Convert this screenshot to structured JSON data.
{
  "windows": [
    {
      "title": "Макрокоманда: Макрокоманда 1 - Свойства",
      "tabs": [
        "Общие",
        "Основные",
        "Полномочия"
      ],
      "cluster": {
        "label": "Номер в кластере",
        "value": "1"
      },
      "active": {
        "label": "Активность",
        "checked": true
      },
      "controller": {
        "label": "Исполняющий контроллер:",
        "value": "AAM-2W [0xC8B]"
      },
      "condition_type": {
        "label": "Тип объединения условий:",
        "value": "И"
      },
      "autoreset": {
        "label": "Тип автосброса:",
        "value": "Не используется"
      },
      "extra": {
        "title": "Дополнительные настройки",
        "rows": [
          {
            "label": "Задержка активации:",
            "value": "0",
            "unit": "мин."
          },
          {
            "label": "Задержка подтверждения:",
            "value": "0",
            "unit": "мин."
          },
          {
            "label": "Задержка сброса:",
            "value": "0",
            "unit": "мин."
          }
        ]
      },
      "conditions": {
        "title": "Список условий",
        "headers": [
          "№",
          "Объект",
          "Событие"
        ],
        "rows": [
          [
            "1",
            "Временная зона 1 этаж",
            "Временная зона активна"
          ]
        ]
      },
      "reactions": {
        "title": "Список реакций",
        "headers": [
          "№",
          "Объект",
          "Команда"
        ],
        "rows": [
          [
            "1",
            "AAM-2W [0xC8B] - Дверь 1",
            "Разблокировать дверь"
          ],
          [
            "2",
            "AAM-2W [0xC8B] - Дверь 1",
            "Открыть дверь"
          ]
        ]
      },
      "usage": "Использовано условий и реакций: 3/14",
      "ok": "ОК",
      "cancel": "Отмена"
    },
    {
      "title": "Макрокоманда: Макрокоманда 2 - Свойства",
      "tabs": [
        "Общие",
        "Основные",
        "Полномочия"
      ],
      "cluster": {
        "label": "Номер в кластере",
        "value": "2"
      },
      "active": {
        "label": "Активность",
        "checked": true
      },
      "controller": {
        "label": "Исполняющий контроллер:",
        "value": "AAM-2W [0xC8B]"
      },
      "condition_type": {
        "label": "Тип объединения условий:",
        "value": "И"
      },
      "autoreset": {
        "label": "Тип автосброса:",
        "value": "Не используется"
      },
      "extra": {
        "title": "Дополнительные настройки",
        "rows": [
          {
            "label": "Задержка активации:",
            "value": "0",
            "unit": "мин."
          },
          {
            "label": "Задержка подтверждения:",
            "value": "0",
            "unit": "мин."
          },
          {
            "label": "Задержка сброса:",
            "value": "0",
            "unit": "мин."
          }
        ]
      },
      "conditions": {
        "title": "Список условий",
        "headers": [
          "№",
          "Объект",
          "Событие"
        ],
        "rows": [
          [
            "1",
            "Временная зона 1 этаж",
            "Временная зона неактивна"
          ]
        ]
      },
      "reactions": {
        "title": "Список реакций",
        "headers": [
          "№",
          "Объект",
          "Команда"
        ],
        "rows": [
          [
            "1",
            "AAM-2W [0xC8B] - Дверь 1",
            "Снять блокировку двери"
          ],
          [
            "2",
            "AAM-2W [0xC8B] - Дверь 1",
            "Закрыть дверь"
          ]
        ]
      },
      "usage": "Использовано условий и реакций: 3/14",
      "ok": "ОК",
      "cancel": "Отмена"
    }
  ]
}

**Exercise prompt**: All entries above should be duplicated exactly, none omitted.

**Task answer**:
Convert this screenshot to structured JSON data.
{
  "windows": [
    {
      "title": "Макрокоманда: Макрокоманда 1 - Свойства",
      "tabs": [
        "Общие",
        "Основные",
        "Полномочия"
      ],
      "cluster": {
        "label": "Номер в кластере",
        "value": "1"
      },
      "active": {
        "label": "Активность",
        "checked": true
      },
      "controller": {
        "label": "Исполняющий контроллер:",
        "value": "AAM-2W [0xC8B]"
      },
      "condition_type": {
        "label": "Тип объединения условий:",
        "value": "И"
      },
      "autoreset": {
        "label": "Тип автосброса:",
        "value": "Не используется"
      },
      "extra": {
        "title": "Дополнительные настройки",
        "rows": [
          {
            "label": "Задержка активации:",
            "value": "0",
            "unit": "мин."
          },
          {
            "label": "Задержка подтверждения:",
            "value": "0",
            "unit": "мин."
          },
          {
            "label": "Задержка сброса:",
            "value": "0",
            "unit": "мин."
          }
        ]
      },
      "conditions": {
        "title": "Список условий",
        "headers": [
          "№",
          "Объект",
          "Событие"
        ],
        "rows": [
          [
            "1",
            "Временная зона 1 этаж",
            "Временная зона активна"
          ]
        ]
      },
      "reactions": {
        "title": "Список реакций",
        "headers": [
          "№",
          "Объект",
          "Команда"
        ],
        "rows": [
          [
            "1",
            "AAM-2W [0xC8B] - Дверь 1",
            "Разблокировать дверь"
          ],
          [
            "2",
            "AAM-2W [0xC8B] - Дверь 1",
            "Открыть дверь"
          ]
        ]
      },
      "usage": "Использовано условий и реакций: 3/14",
      "ok": "ОК",
      "cancel": "Отмена"
    },
    {
      "title": "Макрокоманда: Макрокоманда 2 - Свойства",
      "tabs": [
        "Общие",
        "Основные",
        "Полномочия"
      ],
      "cluster": {
        "label": "Номер в кластере",
        "value": "2"
      },
      "active": {
        "label": "Активность",
        "checked": true
      },
      "controller": {
        "label": "Исполняющий контроллер:",
        "value": "AAM-2W [0xC8B]"
      },
      "condition_type": {
        "label": "Тип объединения условий:",
        "value": "И"
      },
      "autoreset": {
        "label": "Тип автосброса:",
        "value": "Не используется"
      },
      "extra": {
        "title": "Дополнительные настройки",
        "rows": [
          {
            "label": "Задержка активации:",
            "value": "0",
            "unit": "мин."
          },
          {
            "label": "Задержка подтверждения:",
            "value": "0",
            "unit": "мин."
          },
          {
            "label": "Задержка сброса:",
            "value": "0",
            "unit": "мин."
          }
        ]
      },
      "conditions": {
        "title": "Список условий",
        "headers": [
          "№",
          "Объект",
          "Событие"
        ],
        "rows": [
          [
            "1",
            "Временная зона 1 этаж",
            "Временная зона неактивна"
          ]
        ]
      },
      "reactions": {
        "title": "Список реакций",
        "headers": [
          "№",
          "Объект",
          "Команда"
        ],
        "rows": [
          [
            "1",
            "AAM-2W [0xC8B] - Дверь 1",
            "Снять блокировку двери"
          ],
          [
            "2",
            "AAM-2W [0xC8B] - Дверь 1",
            "Закрыть дверь"
          ]
        ]
      },
      "usage": "Использовано условий и реакций: 3/14",
      "ok": "ОК",
      "cancel": "Отмена"
    }
  ]
}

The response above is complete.